Well, at least Mike?™ McGavick is finally making an effort to talk about an issue:
Republican U.S. Senate hopeful Mike McGavick has proposed mandatory substance-abuse screening for welfare recipients with children.
In a speech to the Pasco-Kennewick Rotary on Wednesday, the former Senate aide and Safeco Insurance CEO proposed a “three-strike” requirement that could lead to mandatory drug-abuse testing and treatment, reduction of direct cash benefits and, in some cases, removal of children from the home.
Yeah… because… most people who have gone through the foster care system would tell you that they’d much rather do that than be with their parents and siblings.
Don’t get me wrong, I’m all for providing more treatment to parents with substance abuse problems, and I certainly recognize that there are times when removing the children from the home is in their best interest. But this “three strikes” crap is exactly the kind of pandering, simplistic campaign rhetoric that gets turned into pandering, simplistic law.

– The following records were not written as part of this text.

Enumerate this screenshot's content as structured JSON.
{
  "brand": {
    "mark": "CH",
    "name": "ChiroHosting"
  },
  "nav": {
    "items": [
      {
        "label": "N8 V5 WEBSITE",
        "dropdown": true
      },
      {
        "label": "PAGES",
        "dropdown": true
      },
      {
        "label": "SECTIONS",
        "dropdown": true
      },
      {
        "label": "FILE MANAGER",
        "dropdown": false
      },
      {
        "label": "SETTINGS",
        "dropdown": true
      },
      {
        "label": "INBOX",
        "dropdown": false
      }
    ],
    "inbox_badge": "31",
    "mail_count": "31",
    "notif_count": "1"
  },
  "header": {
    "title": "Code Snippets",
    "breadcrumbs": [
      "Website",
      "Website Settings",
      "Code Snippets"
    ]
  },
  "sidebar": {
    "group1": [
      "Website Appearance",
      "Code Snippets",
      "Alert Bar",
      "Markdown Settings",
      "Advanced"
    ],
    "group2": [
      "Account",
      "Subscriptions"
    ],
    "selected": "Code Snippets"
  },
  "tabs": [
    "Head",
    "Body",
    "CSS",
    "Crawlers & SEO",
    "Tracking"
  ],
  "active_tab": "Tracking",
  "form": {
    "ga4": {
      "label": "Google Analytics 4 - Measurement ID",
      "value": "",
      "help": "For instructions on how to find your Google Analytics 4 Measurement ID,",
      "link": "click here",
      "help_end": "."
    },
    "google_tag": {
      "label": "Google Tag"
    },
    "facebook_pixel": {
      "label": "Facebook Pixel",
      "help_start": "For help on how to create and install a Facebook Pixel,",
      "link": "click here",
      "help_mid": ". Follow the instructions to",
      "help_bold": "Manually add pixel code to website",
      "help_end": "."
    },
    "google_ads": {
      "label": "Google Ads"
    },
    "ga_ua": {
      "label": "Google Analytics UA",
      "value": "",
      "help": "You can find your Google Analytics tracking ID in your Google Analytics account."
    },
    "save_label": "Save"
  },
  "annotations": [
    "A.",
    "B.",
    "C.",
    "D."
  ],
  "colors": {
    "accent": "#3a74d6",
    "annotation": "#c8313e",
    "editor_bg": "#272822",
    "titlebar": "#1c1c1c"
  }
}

Washington state’s own assistance programs already include substance abuse screening, and uncooperative clients can be removed from the rolls. And of course Child Protective Services can already remove children from the home if the caseworker believes substance abuse is endangering their welfare.
Leaving aside the obvious irony of Mike?™ calling for a crackdown on substance abuse, I guess my biggest question for the candidate would be whether he has a dollar figure attached to his proposal, and how he expects to pay for it?
The Seattle P-I editorial board chimes in:
He talks about help for states that would implement his ideas. That’s fine, except that states are overwhelmed with foster care challenges without mandating that more children be taken from their homes. Then there’s the shortfall in mental health care and treatment for all forms of abuse (including alcohol, which he overlooks). We’d like to see McGavick confront those politicians who slight these needs.
(The emphasis is mine.)